**Activity**
Scan the lines below for the word "System". Copy each line you find it in.

**The input**
"""

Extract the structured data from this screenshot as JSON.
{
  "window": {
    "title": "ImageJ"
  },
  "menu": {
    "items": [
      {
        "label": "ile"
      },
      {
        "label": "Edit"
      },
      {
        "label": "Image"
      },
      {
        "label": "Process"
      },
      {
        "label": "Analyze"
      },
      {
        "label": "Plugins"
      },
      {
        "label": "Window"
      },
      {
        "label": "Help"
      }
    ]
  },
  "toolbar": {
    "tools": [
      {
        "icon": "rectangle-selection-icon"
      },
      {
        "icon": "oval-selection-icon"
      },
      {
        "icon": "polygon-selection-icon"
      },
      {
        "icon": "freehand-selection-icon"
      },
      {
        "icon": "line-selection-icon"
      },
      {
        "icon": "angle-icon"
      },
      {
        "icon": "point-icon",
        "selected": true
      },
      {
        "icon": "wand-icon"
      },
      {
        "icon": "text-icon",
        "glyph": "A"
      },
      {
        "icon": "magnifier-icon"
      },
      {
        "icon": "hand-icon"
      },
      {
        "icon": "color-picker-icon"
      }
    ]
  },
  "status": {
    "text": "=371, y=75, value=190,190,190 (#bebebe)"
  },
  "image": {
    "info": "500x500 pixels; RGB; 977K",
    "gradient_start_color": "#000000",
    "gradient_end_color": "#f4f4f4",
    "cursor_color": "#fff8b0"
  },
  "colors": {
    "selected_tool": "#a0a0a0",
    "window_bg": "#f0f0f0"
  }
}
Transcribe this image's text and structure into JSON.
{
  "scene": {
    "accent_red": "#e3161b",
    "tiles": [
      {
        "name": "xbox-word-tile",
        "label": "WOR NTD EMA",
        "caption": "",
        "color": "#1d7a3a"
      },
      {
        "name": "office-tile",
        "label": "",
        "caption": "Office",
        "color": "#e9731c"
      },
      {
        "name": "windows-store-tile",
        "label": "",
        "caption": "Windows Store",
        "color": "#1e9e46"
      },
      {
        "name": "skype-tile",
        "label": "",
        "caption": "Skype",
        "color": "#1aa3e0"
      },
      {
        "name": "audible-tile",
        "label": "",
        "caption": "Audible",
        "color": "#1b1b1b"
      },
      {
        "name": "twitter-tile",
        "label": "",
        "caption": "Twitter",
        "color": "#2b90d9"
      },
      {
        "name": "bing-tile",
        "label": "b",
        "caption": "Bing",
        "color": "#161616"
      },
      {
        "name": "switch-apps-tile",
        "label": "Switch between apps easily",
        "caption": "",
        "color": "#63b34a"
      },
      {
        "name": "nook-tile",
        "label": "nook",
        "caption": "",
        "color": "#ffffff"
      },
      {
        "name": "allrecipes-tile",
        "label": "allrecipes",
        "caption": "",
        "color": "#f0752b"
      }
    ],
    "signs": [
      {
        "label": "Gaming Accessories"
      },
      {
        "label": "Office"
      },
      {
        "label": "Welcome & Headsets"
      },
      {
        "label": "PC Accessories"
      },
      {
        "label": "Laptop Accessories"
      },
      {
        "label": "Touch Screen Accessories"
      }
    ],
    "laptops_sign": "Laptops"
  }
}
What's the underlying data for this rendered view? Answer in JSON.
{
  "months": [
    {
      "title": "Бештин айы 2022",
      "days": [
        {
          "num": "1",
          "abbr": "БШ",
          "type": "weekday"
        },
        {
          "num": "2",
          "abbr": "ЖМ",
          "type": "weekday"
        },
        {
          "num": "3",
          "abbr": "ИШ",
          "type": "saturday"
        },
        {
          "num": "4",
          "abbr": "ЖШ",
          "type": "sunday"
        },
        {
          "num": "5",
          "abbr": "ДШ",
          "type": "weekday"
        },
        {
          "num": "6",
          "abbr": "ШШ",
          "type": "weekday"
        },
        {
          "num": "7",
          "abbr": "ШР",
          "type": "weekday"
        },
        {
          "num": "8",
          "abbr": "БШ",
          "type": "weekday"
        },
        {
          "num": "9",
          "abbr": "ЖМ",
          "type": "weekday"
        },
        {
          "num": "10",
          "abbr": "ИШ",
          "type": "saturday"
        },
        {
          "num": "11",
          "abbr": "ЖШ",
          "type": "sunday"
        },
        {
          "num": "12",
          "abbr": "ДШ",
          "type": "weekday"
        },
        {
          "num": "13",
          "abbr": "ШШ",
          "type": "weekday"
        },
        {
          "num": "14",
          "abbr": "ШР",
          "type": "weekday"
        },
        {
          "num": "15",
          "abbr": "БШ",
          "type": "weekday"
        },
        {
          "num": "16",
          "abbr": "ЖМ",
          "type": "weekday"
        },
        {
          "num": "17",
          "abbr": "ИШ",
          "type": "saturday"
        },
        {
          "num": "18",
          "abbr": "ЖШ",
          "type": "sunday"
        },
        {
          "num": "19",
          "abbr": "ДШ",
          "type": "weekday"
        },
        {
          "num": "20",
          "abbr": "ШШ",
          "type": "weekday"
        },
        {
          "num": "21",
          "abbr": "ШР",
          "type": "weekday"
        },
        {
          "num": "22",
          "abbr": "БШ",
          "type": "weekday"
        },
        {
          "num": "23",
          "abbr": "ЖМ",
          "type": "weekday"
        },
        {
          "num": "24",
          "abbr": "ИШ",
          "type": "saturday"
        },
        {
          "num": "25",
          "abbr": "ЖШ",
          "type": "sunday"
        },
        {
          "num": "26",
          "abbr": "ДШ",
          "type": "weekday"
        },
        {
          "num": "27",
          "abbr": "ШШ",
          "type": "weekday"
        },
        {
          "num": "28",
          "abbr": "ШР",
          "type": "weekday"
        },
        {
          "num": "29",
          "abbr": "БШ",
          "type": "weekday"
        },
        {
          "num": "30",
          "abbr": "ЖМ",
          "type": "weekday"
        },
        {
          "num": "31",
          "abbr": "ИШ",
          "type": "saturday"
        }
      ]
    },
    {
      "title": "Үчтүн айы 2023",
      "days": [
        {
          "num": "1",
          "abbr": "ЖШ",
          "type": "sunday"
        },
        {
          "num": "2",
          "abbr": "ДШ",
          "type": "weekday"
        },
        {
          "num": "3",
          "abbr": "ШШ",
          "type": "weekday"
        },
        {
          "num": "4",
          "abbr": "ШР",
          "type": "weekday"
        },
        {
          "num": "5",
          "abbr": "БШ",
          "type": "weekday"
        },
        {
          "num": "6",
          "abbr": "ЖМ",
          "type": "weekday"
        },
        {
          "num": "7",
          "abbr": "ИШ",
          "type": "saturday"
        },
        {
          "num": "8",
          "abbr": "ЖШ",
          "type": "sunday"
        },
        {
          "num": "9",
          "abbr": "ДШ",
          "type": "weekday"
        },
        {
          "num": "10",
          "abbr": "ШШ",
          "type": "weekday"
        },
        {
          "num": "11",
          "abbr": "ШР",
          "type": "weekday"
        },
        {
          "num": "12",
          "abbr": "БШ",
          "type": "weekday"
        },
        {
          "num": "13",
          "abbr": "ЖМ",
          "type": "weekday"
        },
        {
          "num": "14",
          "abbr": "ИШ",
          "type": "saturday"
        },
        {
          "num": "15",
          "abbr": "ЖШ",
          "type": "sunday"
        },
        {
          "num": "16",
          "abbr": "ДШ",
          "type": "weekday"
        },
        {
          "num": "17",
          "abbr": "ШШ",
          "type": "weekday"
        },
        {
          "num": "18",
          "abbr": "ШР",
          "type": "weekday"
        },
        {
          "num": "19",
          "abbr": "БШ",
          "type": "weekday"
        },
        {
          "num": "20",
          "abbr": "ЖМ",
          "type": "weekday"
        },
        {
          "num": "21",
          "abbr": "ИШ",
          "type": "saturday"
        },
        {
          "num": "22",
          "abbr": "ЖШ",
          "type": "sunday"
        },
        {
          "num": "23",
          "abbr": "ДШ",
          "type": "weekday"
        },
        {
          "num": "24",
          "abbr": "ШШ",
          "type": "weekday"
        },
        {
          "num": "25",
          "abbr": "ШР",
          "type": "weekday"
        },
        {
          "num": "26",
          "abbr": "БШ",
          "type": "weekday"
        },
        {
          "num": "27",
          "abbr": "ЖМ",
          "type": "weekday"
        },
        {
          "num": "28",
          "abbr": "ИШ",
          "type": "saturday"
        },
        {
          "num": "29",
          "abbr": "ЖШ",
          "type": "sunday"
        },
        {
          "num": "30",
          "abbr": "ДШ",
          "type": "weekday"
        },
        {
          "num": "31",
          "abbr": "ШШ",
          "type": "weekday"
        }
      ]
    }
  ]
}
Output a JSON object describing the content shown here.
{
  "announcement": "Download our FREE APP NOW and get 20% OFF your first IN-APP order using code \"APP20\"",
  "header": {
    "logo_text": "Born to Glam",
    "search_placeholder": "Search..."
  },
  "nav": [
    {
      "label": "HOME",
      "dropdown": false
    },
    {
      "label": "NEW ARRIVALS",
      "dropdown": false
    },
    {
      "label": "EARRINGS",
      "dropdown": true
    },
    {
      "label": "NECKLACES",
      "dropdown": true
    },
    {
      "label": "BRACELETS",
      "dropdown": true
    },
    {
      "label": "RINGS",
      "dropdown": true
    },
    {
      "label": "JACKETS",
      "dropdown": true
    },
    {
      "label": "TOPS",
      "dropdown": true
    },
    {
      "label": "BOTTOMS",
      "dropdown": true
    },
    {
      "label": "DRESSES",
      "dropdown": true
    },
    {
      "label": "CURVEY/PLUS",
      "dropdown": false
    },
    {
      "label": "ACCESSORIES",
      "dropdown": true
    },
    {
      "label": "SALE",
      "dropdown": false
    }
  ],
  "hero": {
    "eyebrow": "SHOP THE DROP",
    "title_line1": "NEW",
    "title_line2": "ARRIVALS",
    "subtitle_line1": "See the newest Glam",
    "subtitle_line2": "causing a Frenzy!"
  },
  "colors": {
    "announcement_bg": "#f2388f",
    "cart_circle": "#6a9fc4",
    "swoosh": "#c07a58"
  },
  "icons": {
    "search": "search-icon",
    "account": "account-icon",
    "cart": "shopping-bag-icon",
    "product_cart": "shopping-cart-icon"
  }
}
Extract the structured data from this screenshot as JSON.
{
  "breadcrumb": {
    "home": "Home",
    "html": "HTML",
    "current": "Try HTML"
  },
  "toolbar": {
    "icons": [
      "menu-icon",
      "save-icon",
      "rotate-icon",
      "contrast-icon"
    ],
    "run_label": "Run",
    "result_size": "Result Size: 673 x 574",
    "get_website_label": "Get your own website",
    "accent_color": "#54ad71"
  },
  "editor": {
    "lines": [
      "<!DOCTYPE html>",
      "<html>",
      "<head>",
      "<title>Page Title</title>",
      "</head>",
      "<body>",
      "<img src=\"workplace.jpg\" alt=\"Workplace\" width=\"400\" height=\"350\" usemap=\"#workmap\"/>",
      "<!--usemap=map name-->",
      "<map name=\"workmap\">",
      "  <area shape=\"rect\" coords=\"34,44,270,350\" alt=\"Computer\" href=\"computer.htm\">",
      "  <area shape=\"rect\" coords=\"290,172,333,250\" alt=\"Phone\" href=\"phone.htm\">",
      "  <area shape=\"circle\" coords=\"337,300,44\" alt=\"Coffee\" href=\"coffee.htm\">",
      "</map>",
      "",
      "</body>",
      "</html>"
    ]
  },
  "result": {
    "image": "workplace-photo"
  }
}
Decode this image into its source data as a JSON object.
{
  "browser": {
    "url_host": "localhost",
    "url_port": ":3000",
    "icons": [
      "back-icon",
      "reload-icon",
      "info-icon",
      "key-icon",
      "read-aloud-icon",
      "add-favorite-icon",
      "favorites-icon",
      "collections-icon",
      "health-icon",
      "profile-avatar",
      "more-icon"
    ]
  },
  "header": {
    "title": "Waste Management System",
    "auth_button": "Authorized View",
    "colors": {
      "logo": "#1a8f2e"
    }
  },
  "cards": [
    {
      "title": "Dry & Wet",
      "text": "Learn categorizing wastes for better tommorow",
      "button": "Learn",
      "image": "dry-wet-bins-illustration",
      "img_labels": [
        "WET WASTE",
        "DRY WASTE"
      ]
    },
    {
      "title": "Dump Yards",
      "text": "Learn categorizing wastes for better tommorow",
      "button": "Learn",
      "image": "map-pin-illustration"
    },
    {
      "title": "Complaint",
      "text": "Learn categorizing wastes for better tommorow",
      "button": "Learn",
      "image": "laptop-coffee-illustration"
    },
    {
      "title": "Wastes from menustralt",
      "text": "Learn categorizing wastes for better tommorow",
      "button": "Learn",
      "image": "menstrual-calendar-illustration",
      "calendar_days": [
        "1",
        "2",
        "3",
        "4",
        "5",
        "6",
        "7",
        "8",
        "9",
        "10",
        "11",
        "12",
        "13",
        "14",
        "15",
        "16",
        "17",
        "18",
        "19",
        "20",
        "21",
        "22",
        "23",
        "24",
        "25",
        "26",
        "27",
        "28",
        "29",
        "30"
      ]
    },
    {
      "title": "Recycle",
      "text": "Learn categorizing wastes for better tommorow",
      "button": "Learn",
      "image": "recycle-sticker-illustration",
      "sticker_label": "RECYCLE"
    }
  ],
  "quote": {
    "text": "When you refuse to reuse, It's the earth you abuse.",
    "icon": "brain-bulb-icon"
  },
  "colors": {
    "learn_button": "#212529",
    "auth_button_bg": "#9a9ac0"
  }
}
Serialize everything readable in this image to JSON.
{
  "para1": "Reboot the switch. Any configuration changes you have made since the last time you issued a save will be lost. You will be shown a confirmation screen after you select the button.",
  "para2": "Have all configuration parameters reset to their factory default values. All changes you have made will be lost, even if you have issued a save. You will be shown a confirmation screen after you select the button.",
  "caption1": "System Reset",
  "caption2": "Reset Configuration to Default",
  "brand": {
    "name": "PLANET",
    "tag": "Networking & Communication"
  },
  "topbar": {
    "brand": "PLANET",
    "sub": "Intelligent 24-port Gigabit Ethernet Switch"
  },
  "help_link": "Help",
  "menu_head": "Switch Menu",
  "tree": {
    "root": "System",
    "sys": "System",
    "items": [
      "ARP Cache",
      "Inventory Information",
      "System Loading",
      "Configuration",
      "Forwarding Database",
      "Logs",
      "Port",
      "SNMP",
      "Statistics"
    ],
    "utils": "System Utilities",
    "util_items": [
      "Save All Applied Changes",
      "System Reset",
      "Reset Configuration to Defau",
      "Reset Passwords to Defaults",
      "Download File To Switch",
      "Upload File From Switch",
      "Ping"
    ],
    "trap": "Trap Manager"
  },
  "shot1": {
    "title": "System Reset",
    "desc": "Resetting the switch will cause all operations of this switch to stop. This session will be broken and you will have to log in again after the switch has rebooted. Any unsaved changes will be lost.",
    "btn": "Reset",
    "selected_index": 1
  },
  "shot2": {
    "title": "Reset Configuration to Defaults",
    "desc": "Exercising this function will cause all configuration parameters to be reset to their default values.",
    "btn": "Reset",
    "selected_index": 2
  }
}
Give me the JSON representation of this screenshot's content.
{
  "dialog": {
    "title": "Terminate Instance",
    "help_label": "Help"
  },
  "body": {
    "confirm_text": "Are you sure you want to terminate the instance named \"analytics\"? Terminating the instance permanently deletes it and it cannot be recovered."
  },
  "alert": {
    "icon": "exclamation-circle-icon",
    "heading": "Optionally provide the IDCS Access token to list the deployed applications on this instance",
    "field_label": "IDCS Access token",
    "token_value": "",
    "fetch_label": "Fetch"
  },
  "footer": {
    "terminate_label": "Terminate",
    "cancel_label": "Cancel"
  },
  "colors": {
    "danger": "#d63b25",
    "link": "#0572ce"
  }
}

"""

**Response to the task**
    "title": "Waste Management System",
  "caption1": "System Reset",
    "root": "System",
    "sys": "System",
      "System Loading",
    "utils": "System Utilities",
      "System Reset",
    "title": "System Reset",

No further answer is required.